The three-day flower show this month, 23rd to 25th, at Blenheim Palace is the ideal time to enjoy the roses at their best in the sumptuous surroundings of the stately splendour in Woodstock. Take a stroll down Floral Street, tour the Grand Floral Pavilion, join the newly-created Insect Trail and generally wallow in all that showcases the best of British gardening.
The Mary Rose Garden at Waterperry Gardens near Wheatley is home to hybrid teas, floribunda, climbers and ground cover roses – a rose lover’s paradise. Visitors in June will find among the many varieties grown there are some which only flower once a year, amid many repeat flowerers.
As part of the National Garden Scheme, The Old Rectory, Farnborough, near Wantage OX12 8NX will be open on June 28th and August 9th. Visitors can admire the collection of old roses and abundantly planted borders while enjoying beautiful views and rare plants and wild flowers.
There are around 2,000 roses throughout the garden at Abbey House Manor Gardens, Malmesbury, with climbers wandering their way through foxgloves and other flowers. Once part of a Benedictine Monastery, the gardens only open on selected dates during the summer months.
The rose arbor provides seating in an avenue of white and mauve alliums and white camtasisa at Rockwood Garden, Newbury where you can enjoy a tour with tea lead by the owners.
The 12 acre garden at Englefield House, Theale, descends from the hill above the historic house through woodland featuring mature native trees. Stone balustrades enclose the lower terrace with lawns, roses and mixed borders.
Greys Court near Henley is full of wonderful sights and scents as the roses come into bloom throughout June. The rose garden traces the history of the rose from the early damask varieties to the modern hybrid perennials.
Through June, August and September, the Rose Garden at Basildon Park is planted with old roses, replicating Lady Iliffe’s original design. Look out for two of the gardeners’ favourite roses: Rosa mundi and Rosa ‘Compte de Chambord’, which is also known as ‘Madame Boll’ or ‘Madame Knorr’.
Take in the scent of the contemporary rose garden at Savill Garden, Windsor, with its viewing platform overlooking the roses and the garden beyond and wander beside borders planted with old fashioned scented French musk roses.
Celebrate all things floral at the Royal Windsor Flower Show on Saturday, 10th June. Led by the show’s Honorary President, Alan Titchmarsh who will welcome a host of special guests and performances, with plant growers, garden designers, artisan producers and top-notch chefs on hand to demonstrate and share their knowledge.

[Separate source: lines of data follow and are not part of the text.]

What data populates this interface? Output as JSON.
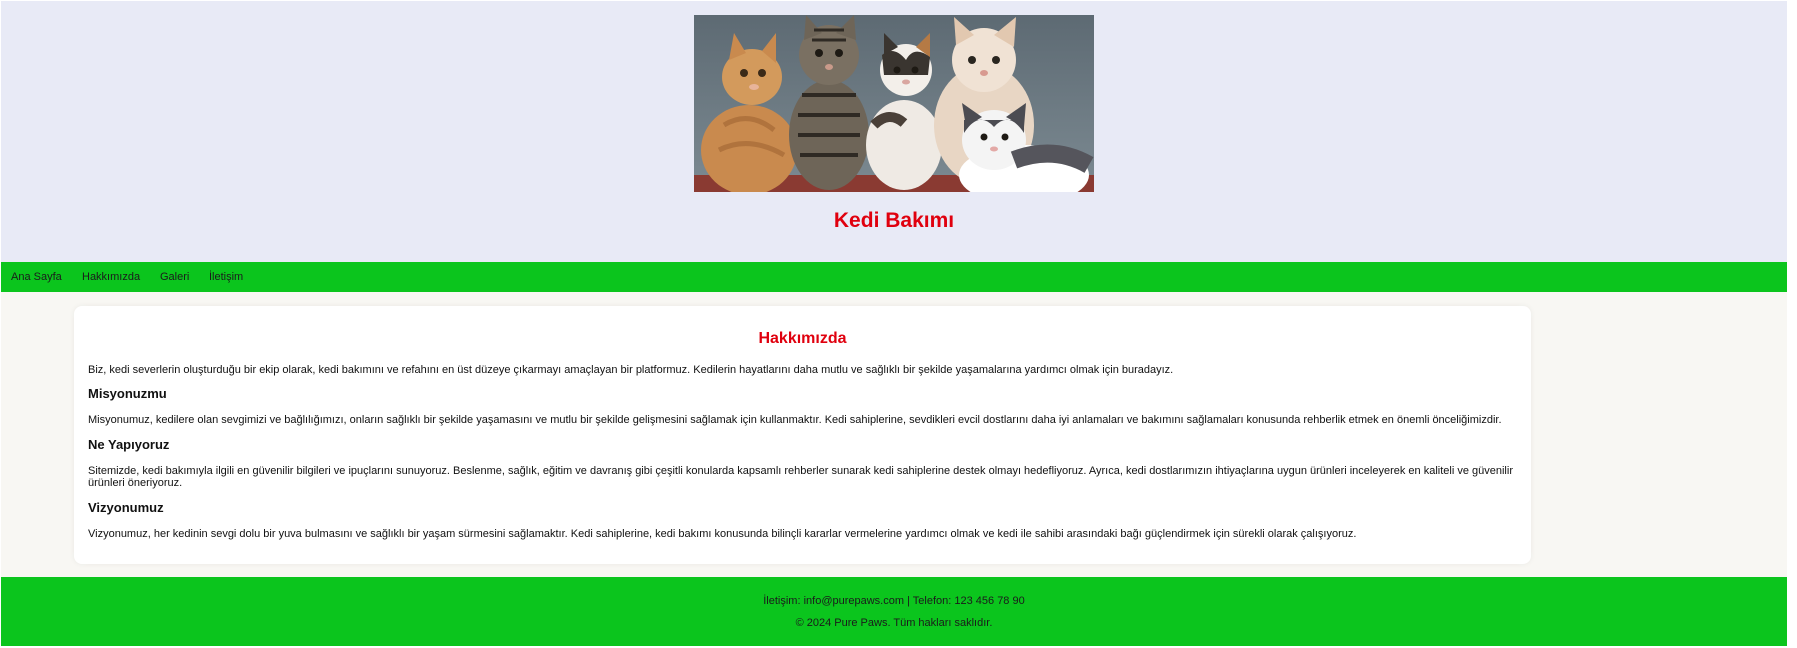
{
  "header": {
    "hero_image": "kittens-photo",
    "title": "Kedi Bakımı"
  },
  "nav": {
    "items": [
      {
        "label": "Ana Sayfa"
      },
      {
        "label": "Hakkımızda"
      },
      {
        "label": "Galeri"
      },
      {
        "label": "İletişim"
      }
    ]
  },
  "main": {
    "heading": "Hakkımızda",
    "intro": "Biz, kedi severlerin oluşturduğu bir ekip olarak, kedi bakımını ve refahını en üst düzeye çıkarmayı amaçlayan bir platformuz. Kedilerin hayatlarını daha mutlu ve sağlıklı bir şekilde yaşamalarına yardımcı olmak için buradayız.",
    "sections": [
      {
        "title": "Misyonuzmu",
        "text": "Misyonumuz, kedilere olan sevgimizi ve bağlılığımızı, onların sağlıklı bir şekilde yaşamasını ve mutlu bir şekilde gelişmesini sağlamak için kullanmaktır. Kedi sahiplerine, sevdikleri evcil dostlarını daha iyi anlamaları ve bakımını sağlamaları konusunda rehberlik etmek en önemli önceliğimizdir."
      },
      {
        "title": "Ne Yapıyoruz",
        "text": "Sitemizde, kedi bakımıyla ilgili en güvenilir bilgileri ve ipuçlarını sunuyoruz. Beslenme, sağlık, eğitim ve davranış gibi çeşitli konularda kapsamlı rehberler sunarak kedi sahiplerine destek olmayı hedefliyoruz. Ayrıca, kedi dostlarımızın ihtiyaçlarına uygun ürünleri inceleyerek en kaliteli ve güvenilir ürünleri öneriyoruz."
      },
      {
        "title": "Vizyonumuz",
        "text": "Vizyonumuz, her kedinin sevgi dolu bir yuva bulmasını ve sağlıklı bir yaşam sürmesini sağlamaktır. Kedi sahiplerine, kedi bakımı konusunda bilinçli kararlar vermelerine yardımcı olmak ve kedi ile sahibi arasındaki bağı güçlendirmek için sürekli olarak çalışıyoruz."
      }
    ]
  },
  "footer": {
    "contact": "İletişim: info@purepaws.com | Telefon: 123 456 78 90",
    "copyright": "© 2024 Pure Paws. Tüm hakları saklıdır."
  },
  "colors": {
    "header_bg": "#e8eaf6",
    "nav_bg": "#0bc51d",
    "accent_red": "#e0000e",
    "page_bg": "#f8f7f3",
    "card_bg": "#ffffff"
  }
}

Cliveden’s rose garden features over 900 repeat flowering roses in shades of red, orange and yellow. Reinstated in 2014 based on a 1950s design by Sir Geoffrey Jellicoe, you can enjoy them in bloom from late May until September.
Visitors to Waddesdon this month will be able to enjoy the sweet scent of the rose garden as the colourful blooms fill the stately setting. The beds in the Aviary and Parterre are awash with colour influenced by Victorian-inspired planting.
In addition to the stately splendour of Cliveden and Waddesdon, several gardens are opening as part of the National Garden Scheme this month. Overstroud Cottage Garden in The Dell, Frith Hill, Great Missenden, HP16 9QE, is opening its gates on Sunday, 4th June for visitors to admire the rambling roses and their ‘lookalike’ peonies among others. With a plant stall too you may even be able to pick up some specimens for your garden!
Maidenhead Open Gardens will feature about 20 gardens on June 24th and 25th with gardens large and small on display showcasing their blooms. Meet the keen gardeners and pick up some tips as you discover more about the hidden gems in the area. Earlier in the month, on 11th, visit the garden at St Timothee, Darlings Lane, Pinkneys Green, SL6 6PA and take in the sights and scents of the two-acre garden at this 1930s house where, in addition to the rose terrace, a box parterrre, ornamental grasses and wildlife pond add to the delight.